Thursday, April 1, 2010
In choosing Christiane Amanpour to host This Week, ABC News has done something not only right but brave. Giving the show to a tireless reporter with an avowed commitment to “make foreign news less foreign and link it with domestic policy” puts ABC in a position to break open a paradigm for the Sunday interview programs that has held sway since NBC’s Meet the Press began in 1947.
The appointment must have come as a shock to the cozy world of Washington insiders, who would have been much more comfortable with one of their own, such as network correspondent Jake Tapper, Nightline co-anchor Terry Moran or former Bush adviser turned ABC analyst Matthew Dowd. Amanpour’s entire career stands in almost perfect contrast to the increasing “Politico-ization” of the news, with its laserlike focus on what happened five seconds ago and what that will mean for the next 15 minutes.
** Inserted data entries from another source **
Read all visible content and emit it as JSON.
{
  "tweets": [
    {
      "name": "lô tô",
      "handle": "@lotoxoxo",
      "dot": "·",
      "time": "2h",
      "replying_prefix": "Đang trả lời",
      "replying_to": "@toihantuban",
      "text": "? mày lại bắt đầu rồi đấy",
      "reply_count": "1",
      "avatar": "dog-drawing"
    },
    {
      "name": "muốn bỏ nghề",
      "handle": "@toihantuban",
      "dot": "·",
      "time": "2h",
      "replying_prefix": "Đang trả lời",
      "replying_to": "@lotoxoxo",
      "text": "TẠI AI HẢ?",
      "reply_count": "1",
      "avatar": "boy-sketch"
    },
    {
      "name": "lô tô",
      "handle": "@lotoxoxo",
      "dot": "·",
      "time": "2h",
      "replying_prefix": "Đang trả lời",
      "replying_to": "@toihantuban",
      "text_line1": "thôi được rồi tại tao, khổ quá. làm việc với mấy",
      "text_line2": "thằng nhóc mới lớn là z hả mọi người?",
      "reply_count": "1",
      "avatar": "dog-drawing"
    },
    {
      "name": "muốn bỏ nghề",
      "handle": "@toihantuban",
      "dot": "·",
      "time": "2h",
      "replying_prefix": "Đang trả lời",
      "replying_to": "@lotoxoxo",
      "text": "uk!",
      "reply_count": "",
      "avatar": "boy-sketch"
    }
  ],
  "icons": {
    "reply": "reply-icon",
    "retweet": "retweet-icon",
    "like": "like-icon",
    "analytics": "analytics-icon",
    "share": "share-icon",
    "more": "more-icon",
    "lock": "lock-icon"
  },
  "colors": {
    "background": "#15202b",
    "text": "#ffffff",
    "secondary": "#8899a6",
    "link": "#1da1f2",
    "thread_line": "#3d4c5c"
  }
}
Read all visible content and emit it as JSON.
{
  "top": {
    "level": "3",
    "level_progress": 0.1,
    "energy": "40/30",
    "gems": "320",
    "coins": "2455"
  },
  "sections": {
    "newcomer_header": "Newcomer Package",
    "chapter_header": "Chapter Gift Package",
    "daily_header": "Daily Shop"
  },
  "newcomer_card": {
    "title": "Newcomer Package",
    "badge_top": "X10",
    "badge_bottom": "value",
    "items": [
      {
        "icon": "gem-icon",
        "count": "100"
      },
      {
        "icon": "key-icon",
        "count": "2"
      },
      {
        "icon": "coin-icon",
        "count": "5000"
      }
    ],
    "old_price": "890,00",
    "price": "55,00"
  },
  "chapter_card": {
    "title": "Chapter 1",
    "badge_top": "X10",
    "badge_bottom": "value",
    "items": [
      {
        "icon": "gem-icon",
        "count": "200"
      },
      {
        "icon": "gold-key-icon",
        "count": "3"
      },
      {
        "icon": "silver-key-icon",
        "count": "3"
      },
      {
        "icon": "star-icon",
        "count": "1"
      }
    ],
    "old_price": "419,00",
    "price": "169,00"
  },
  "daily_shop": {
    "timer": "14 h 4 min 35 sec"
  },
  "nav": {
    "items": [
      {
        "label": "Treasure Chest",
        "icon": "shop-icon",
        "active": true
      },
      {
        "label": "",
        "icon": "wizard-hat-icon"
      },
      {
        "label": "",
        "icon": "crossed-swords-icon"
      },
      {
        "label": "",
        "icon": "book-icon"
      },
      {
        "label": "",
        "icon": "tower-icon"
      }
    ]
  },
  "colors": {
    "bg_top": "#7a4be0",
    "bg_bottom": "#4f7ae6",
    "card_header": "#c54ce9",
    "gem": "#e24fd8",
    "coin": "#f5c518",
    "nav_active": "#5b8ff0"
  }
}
Typically, the Sunday shows function as a corollary to a David Broder column or a Sally Quinn dinner party. While ABC’s recent roundtables have expanded the political universe ever so slightly – offering seats to liberals like E.J. Dionne, Paul Krugman and Nation editor Katrina vanden Heuvel – your typical Sabbath Gasbag understands that he must stay in the Cokie Roberts/George Will safety zone of conservative conventional wisdom. In the past this meant generally strong support for the need to impeach Bill Clinton, make fun of Al Gore, cut taxes on the rich and, of course, invade Iraq without asking too many pesky questions. And the most popular guests of late have been similarly pitched, with Newt Gingrich, John McCain and Joe Lieberman among the bookers’ not-so-surprising favorites.
Amanpour has spent the past 27 years in a different world entirely. At CNN, she has famously occupied herself not with moronic insider gossip but with war, famine and mass rape.
Amanpour has made a career not of toadying to power but challenging it. “Mr. President, it’s a privilege to address you from Sarajevo,” she said via satellite to Clinton before he decided to intervene militarily in the Balkans. “You tonight just said that Bosnia was just a humanitarian catastrophe. Surely, sir, you would agree it is so much more than that, a fundamental question of international law and order. You also said that it is clearly in your national interest, the U.S. national interest. So my question is, as leader of the free world, as leader of the only superpower, why has it taken you, the United States, so long to articulate a policy on Bosnia?”
While Amanpour does not exactly have a politics – right-wingers pretend that she’s a left-winger because she does not eschew reporting facts inconsistent with their various biases, while many on the left believe her to be a prisoner of a narrow, NATO-style paradigm – she does not take refuge in the age-old dodge that “objectivity” demands neutrality. Speaking of Bosnia, she once explained, “There are some situations one simply cannot be neutral about, because when you are neutral you are an accomplice. Objectivity doesn’t mean treating all sides equally. It means giving each side a hearing.”
A refugee from the Iranian revolution, she has no taste for violent upheaval in the service of lofty ideals, whether put forth by the Serbs in Sarajevo or the Bush administration in Baghdad. “It’s all about money and power and nothing else. Whatever anyone says, it’s just about power,” she once explained.
ABC News president David Westin spoke the truth when he said, “With Christiane, we have the opportunity to provide our audiences with something different on Sunday mornings.” So the real question is: Does ABC really have the courage to let Amanpour be Amanpour?